Just in time for WA Shellfish Week, ‘No Discharge Zone’ is cause for celebration
By Julia Luna, Communications Specialist
From food to festivals to beach-walks, Washington Shellfish Week is celebrating all things shellfish. The Pacific Shellfish Growers Association is kicking off Washington Shellfish Week by compiling a variety of events. Festivities will start April 15 and go through April 21.
Puget Sound is now off limits to vessel sewage discharge
Year after year, there are so many reasons to celebrate Washington Shellfish Week, and one of them came down the pipe very recently. On April 9, Washington State Department of Ecology’s Director, Maia Bellon, signed into law the Puget Sound No Discharge Zone. Effective May 10, this new rule bans the discharge of sewage within Puget Sound, benefiting public health, water quality, and shellfish. The Puget Sound Partnership uses the Vital Signs to measure, among other things, the amount of harvestable shellfish beds in Puget Sound. By making vessel sewage discharge in Puget Sound off limits, the new rule could benefit shellfish harvesting conditions. Recovering shellfish beds is also one of the Partnership’s three Strategic Initiatives. Click here to learn more about Strategic Initiatives.
New rule is good for Washington’s economy
The No Discharge Zone rule is also good news for all of Washington State. The shellfish industry is an integral part to our state’s economy, ecology, and cultural identity. Washington is the nation’s leading producer of clams, mussels, and oysters — providing employment for nearly 3,000 people and generating over $61 million in wages and revenue. On top of that, many Washingtonians enjoy recreational shellfish harvesting every year, which is valued at more than $40 million.
With much of our livelihood in Puget Sound dependent on a vibrant shellfish harvesting industry, there are several challenges that Puget Sound faces.
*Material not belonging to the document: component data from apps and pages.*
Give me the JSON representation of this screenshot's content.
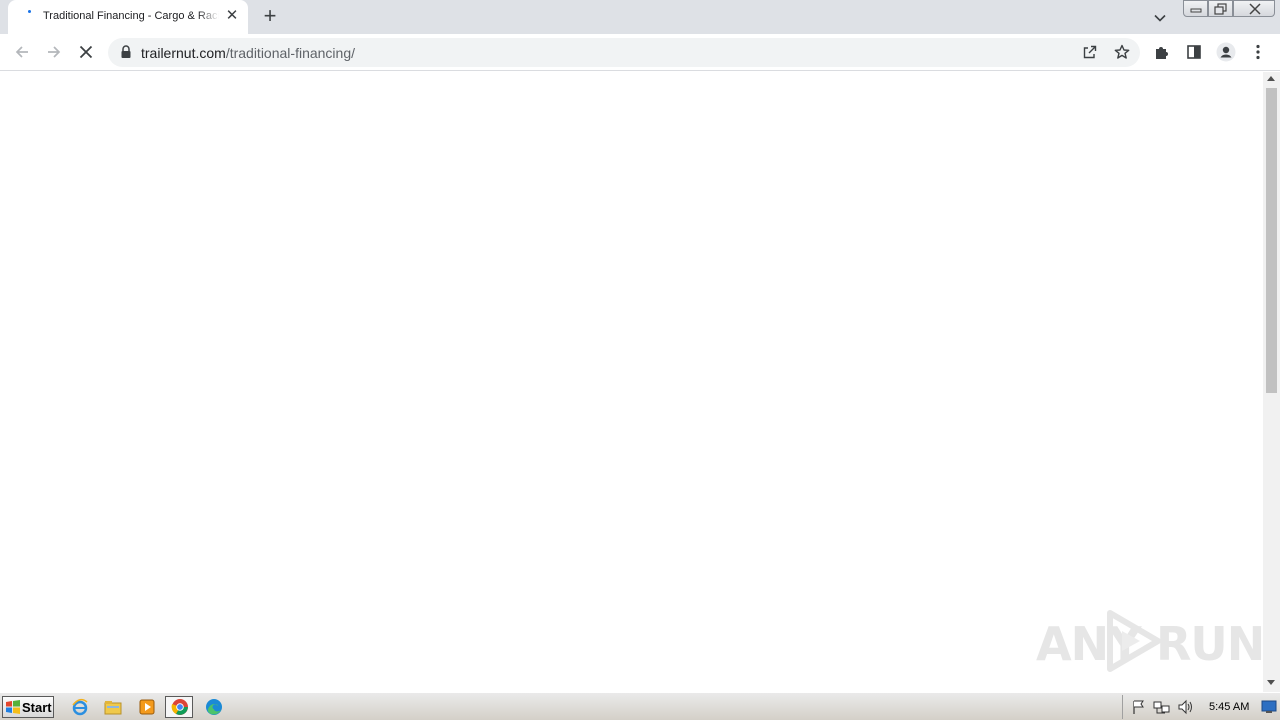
{
  "browser": {
    "tab": {
      "title": "Traditional Financing - Cargo & Racing Trailers",
      "close_glyph": "✕"
    },
    "new_tab_glyph": "+",
    "address_bar": {
      "domain": "trailernut.com",
      "path": "/traditional-financing/"
    },
    "icons": {
      "back": "arrow-left-icon",
      "forward": "arrow-right-icon",
      "stop": "close-icon",
      "lock": "lock-icon",
      "share": "share-icon",
      "bookmark": "star-icon",
      "extensions": "puzzle-icon",
      "side_panel": "side-panel-icon",
      "profile": "profile-icon",
      "menu": "kebab-menu-icon"
    },
    "page_loading": true
  },
  "watermark": {
    "left": "ANY",
    "right": "RUN"
  },
  "taskbar": {
    "start_label": "Start",
    "apps": [
      "internet-explorer-icon",
      "file-explorer-icon",
      "media-player-icon",
      "chrome-icon",
      "edge-icon"
    ],
    "clock": "5:45 AM"
  },
  "colors": {
    "tabstrip": "#dee1e6",
    "omnibox": "#f1f3f4",
    "accent": "#1a73e8"
  }
}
One of these challenges is septic and sewage wastes in shellfish harvesting areas. Of the 225,000 acres of Puget Sound’s commercial shellfish growing areas, 16 percent are closed due to water pollution caused by fecal bacteria.
Shellfish recovery in Drayton Harbor
Drayton Harbor faced this challenge head on in 1995. With much of Drayton Harbor classified as prohibited for shellfish harvesting, due to human waste and animal waste, the community came together to find solutions. After a decade of hard work, 810 acres of shellfish beds were reclassified as approved for shellfish harvesting. Success can happen when decision makers and communities work together. Click here to read the full story in our 2017 State of the Sound report.